Although the treaty has already entered into force since 2017, the Lower and Upper Chamber still have to approve it. The majority is tight. The smallest government party, ChristenUnie, has threatened not to provide support if it is not reassured about animal welfare and food safety. Kaag emphasizes that even under Ceta, the EU can maintain and increase its own rules in that area. Pesticides that are banned in the EU remain so.
Concerns about imminent arbitrage cases from rich investors, raised at Radar, are also unjustified, Kaag writes. The treaty includes an Investment Court System (ICS), which gives investors the right to take a case against a state in the event of a sudden change in legislation at an international arbitration court. But governments keep the right to regulation. “For example, Ceta does not stand in the way of a sugar tax or a tough climate policy.”

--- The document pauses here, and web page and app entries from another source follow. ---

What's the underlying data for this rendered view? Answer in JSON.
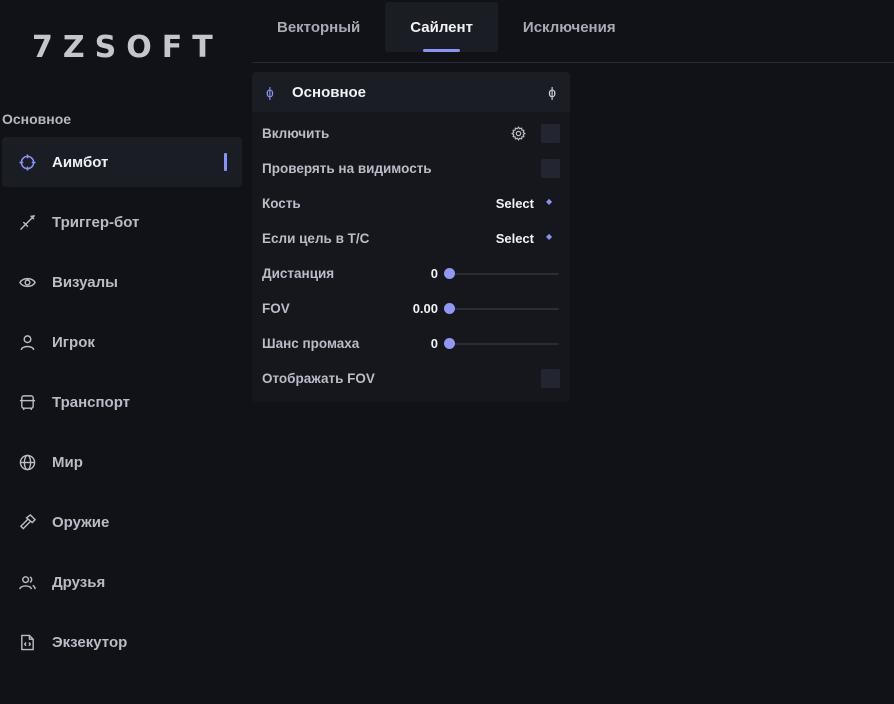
{
  "app": {
    "logo": "7ZSOFT"
  },
  "sidebar": {
    "section_label": "Основное",
    "items": [
      {
        "label": "Аимбот",
        "icon": "crosshair-icon",
        "active": true
      },
      {
        "label": "Триггер-бот",
        "icon": "sword-icon"
      },
      {
        "label": "Визуалы",
        "icon": "eye-icon"
      },
      {
        "label": "Игрок",
        "icon": "user-icon"
      },
      {
        "label": "Транспорт",
        "icon": "car-icon"
      },
      {
        "label": "Мир",
        "icon": "globe-icon"
      },
      {
        "label": "Оружие",
        "icon": "hammer-icon"
      },
      {
        "label": "Друзья",
        "icon": "users-icon"
      },
      {
        "label": "Экзекутор",
        "icon": "code-file-icon"
      }
    ]
  },
  "tabs": [
    {
      "label": "Векторный"
    },
    {
      "label": "Сайлент",
      "active": true
    },
    {
      "label": "Исключения"
    }
  ],
  "panel": {
    "title": "Основное",
    "rows": {
      "enable": {
        "label": "Включить",
        "checked": false
      },
      "visibility": {
        "label": "Проверять на видимость",
        "checked": false
      },
      "bone": {
        "label": "Кость",
        "value": "Select"
      },
      "target_tc": {
        "label": "Если цель в T/C",
        "value": "Select"
      },
      "distance": {
        "label": "Дистанция",
        "value": "0",
        "fraction": 0
      },
      "fov": {
        "label": "FOV",
        "value": "0.00",
        "fraction": 0
      },
      "miss_chance": {
        "label": "Шанс промаха",
        "value": "0",
        "fraction": 0
      },
      "show_fov": {
        "label": "Отображать FOV",
        "checked": false
      }
    }
  },
  "colors": {
    "accent": "#8a92f2",
    "background": "#111217",
    "panel": "#15171d",
    "active_bg": "#1b1d25"
  }
}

The fact that the Netherlands is a party to 80 investment treaties is “strong proof that there is no reason to fear massive claims.” “There has never been a claim against the Netherlands under those treaties. The case concerning the Mexican sugar tax quoted by Radar was not about Mexico’s right to introduce it for public health, but the fact that it only applied to foreign products.

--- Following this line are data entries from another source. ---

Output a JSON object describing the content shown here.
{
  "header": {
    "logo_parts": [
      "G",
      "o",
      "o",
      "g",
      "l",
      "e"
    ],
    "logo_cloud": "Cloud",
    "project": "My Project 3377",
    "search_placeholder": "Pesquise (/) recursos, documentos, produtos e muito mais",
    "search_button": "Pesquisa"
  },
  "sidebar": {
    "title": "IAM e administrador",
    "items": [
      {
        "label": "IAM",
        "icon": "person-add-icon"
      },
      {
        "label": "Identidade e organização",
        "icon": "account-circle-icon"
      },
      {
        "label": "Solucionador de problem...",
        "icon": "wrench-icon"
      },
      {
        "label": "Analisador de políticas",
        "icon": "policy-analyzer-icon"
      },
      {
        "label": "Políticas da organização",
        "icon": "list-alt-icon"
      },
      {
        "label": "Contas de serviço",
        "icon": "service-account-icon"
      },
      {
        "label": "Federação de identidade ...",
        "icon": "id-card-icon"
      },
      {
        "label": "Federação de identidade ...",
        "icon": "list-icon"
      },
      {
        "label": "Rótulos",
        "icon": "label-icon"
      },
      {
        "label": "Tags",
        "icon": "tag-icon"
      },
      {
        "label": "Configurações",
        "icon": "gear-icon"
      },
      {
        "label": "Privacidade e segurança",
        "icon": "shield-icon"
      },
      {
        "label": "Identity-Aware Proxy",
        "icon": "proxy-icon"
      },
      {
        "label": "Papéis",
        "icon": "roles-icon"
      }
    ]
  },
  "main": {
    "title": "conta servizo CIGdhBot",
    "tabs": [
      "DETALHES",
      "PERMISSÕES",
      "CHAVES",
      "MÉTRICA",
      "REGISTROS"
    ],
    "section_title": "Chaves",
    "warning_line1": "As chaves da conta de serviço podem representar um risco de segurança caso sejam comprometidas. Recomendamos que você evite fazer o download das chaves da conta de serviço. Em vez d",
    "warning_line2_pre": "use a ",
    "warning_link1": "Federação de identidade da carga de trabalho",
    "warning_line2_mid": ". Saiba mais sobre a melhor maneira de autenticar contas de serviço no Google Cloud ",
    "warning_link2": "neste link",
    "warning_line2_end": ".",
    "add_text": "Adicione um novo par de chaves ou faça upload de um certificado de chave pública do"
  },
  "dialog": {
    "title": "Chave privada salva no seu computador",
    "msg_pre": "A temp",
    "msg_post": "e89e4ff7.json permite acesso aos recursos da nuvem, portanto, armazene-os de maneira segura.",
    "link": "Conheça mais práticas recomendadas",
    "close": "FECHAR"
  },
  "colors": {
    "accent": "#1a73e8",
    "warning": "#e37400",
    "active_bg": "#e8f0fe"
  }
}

Even more than the Christian Union, the role of the PvdA is striking. The party was still passionately defending the treaty during the previous government’s term, current MP Ploumen. As Kaag’s predecessor, she helped the treaty come into being. The Social Democrats also want trade unions and environmental organizations to be able to use ICS, the investment protection arbitration court.

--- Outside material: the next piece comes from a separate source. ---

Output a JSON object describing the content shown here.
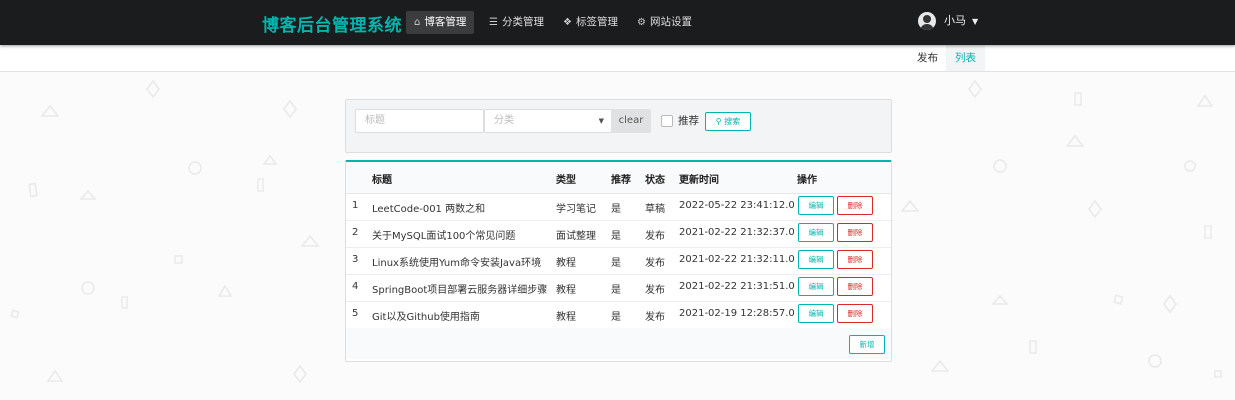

“Spreading fake news”
When distributing fake news about Ceta, Kaag referred to, among other things, TV program Radar, which paid attention to the trade treaty on Monday evening. The consumer program mainly approached the subject from the perspective of the environment and animal welfare. That is perhaps not surprising, given the background of presenter Antoinette Hertsenberg, wife of Animal Party founder Niko Koffeman.